Conferences / Event Presentations

  • Pacific Risk Management ‘Ohana (PRiMO), March 2014
  • Northwest Tribal Water Conference, Oct 2014
  • Shifting Seasons, Oct 2014
  • Australian Meteorological & Oceanographic Society Annual Conference (AMOS), February 2015
  • American Meteorological Society, January 2015
  • Pacific Risk Management ‘Ohana (PRiMO), March 2015
  • Pacific Northwest Climate Change Tribal Network, Aug 2015
  • Southwest Climate Change Tribal Network, June 2015
  • American Anthropological Association, roundtable, November 2015
  • Society for Applied Anthropology, March 2016
  • American Meteorological Society, January 2016
  • Southwest Climate Change Tribal Network, Feb 2017
  • Society for Applied Anthropology, March 2017
  • American Anthropological Association, November 2017
  • American Geophysical Union Session, Poster, Thriving Earth Exchange workshop, December 2017
  • Conference on World Affairs, April 2018
  • Society for Applied Anthropology, March 2018
  • American Association for Geographers, April 2018 (or 2019?)
  • Mni Ki Wakan Summit, August 2019
  • Society for Advancement of Chicanos and Native Americans in Science (SACNAS), October 2019
  • American Anthropological Association, Executive panel session, November 2019
  • Natural Hazards Workshop, Invited plenary session, July 2020  
    NOAA Environmental Data Talks - Speaker Series Data, Diversity, and Disaster October 16, 2020

Annual  Bob Gough “Climate Change is Inevitable, Adaptation is Optional” Public Symposium

The first Bob Gough Symposium was held the evening of May 15, 2019 at the Mesa Laboratory at the National Center for Atmospheric Research.

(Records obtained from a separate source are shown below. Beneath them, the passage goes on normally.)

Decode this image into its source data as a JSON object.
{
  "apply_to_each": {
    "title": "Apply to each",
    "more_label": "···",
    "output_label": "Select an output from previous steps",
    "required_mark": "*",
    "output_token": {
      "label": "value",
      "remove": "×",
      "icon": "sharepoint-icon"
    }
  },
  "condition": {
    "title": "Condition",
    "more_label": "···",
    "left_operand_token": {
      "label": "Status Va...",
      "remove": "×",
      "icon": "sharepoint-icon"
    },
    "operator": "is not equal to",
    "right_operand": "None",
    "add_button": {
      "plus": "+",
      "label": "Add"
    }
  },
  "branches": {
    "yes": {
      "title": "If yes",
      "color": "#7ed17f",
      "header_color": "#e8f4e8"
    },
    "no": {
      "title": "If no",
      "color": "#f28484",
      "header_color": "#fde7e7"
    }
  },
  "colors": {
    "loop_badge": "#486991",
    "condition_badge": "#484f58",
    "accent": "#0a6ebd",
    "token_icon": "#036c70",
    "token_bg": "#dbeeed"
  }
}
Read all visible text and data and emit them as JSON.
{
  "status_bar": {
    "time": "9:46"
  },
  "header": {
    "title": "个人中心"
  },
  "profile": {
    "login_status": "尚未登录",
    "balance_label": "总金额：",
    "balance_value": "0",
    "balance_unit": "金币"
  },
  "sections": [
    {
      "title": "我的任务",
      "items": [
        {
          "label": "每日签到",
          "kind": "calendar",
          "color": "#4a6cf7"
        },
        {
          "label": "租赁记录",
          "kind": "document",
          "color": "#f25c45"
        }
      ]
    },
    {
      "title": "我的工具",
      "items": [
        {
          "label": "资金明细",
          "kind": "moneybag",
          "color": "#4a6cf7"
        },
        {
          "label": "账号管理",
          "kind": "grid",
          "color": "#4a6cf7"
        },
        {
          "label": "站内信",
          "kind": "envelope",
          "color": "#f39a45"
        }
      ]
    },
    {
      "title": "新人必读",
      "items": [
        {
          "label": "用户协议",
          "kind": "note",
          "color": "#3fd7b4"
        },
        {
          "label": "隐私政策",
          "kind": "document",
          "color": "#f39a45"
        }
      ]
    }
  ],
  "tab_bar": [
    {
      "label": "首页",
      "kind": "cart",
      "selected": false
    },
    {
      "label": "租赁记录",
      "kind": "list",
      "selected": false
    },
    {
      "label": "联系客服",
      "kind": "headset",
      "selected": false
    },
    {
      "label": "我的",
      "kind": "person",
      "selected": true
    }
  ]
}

Bob Gough, an attorney with graduate degrees in sociology and cultural anthropology, worked with American Indian Tribes on cultural and natural resource issues for over 40 years, served as the first director of the Rosebud Sioux Tribal Utility Commission (1993-1996), and as Secretary of the Intertribal Council on Utility Policy since 1994. He maintained a private law practice on Indigenous rights and conducted outreach activities to Native Alaskan and American Indian communities on behalf of the federal Wind Powering America program.

Bob co-chaired the US Global Change Research Program’s (USGCRP) “Native Peoples/Native Homelands Climate Change Workshop” (NPNH) in 1998, and served on the NPNH2 steering committee (2009); was a lead author on the 2014 Third U.S. National Climate Assessment’s Indigenous Peoples, Lands and Resources Chapter; and cofounded the Rising Voices movement in 2013.

For more information see the links below:

2019 Bob Gough Public Symposium  
2020 Bob Gough Public Symposium
Bob Gough Tribute Video